stimulated. This investigation showed that soluble CR3-specific polysaccharides
such as beta-glucan induced a primed state of CR3 that could trigger killing of
iC3b-target cells that were otherwise resistant to cytotoxicity. Anti-CR3 added
before sugars prevented priming, whereas anti-CR3 added after sugars blocked
primed CR3 attachment to iC3b-targets. Polysaccharide priming required
Cancer Research
J. Clin. Invest., 98:50-61, 1996.
PMID: 8690804 [PubMed - indexed
Sveinbjornsson B, Olsen R, Seternes
OM, Seljelid R.
Macrophage cytotoxicity against
murine meth A sarcoma involves
nitric oxide-mediated apoptosis.
Biochem Biophys Res Commun.
1996 Jun 25;223(3):643-9.
tyrosine kinase(s) and a magnesium-dependent conformational change of the Idomain that exposed the CBRM1/5 activation epitope. Unlike LPS or cytokines,
polysaccharides did not up-regulate neutrophil CR3 expression nor expose the
mAb 24 reporter epitope representing the high affinity ICAM-1-binding state.
The current data apparently explain the mechanism of tumoricidal beta-glucans
used for immunotherapy. These polysaccharides function through binding to
phagocyte or NK cell CR3, priming the receptor for cytotoxicity of neoplastic
tissues that are frequently targeted with iC3b and sparing normal tissues that
lack iC3b.
We have studied the cytotoxic effect of stimulated macrophages on Meth A
tumor cells in vitro. When stimulated with interferon-gamma and soluble beta1,3-D-glucan, macrophages exerted cytotoxicity towards syngeneic Meth A
tumor cells. This cytotoxicity was associated with a high level of nitric oxide
production. Both cell death and nitric oxide production were significantly
inhibited by the addition of aminoguanidine, a specific inhibitor of inducible nitric
oxide synthase (iNOS), to the culture medium.
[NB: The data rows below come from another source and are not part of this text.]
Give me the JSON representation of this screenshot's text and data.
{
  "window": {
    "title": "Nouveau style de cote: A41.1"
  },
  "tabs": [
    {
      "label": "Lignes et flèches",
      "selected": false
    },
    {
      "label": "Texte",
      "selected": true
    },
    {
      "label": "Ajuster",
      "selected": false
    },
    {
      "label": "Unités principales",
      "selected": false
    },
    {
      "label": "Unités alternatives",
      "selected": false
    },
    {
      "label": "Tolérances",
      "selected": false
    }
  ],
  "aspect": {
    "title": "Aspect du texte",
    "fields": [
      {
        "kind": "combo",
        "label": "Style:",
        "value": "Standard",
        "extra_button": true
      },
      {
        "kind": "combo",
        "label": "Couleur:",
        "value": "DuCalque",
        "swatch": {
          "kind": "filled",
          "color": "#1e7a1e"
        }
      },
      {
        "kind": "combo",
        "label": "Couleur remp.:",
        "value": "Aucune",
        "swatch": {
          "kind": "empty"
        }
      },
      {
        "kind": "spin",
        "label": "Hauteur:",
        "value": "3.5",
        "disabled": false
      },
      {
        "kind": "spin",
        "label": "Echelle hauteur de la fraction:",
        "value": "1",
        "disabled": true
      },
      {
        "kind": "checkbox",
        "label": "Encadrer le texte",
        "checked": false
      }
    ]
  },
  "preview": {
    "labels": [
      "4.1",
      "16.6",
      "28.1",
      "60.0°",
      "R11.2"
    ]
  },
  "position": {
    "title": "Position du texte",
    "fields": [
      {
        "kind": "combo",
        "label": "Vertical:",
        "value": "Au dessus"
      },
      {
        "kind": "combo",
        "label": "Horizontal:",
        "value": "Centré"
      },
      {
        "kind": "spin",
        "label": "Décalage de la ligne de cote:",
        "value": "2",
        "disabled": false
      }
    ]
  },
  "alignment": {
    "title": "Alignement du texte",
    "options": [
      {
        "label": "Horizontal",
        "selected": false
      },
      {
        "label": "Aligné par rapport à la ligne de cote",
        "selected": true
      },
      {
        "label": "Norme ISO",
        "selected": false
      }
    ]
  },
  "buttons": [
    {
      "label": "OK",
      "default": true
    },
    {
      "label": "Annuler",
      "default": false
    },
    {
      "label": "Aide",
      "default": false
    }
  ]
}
The cytotoxic effect was
accompanied by internucleosomal cleavage of DNA as shown by electrophoresis
and DNA fragmentation assay.
PMID: 8687449 [PubMed]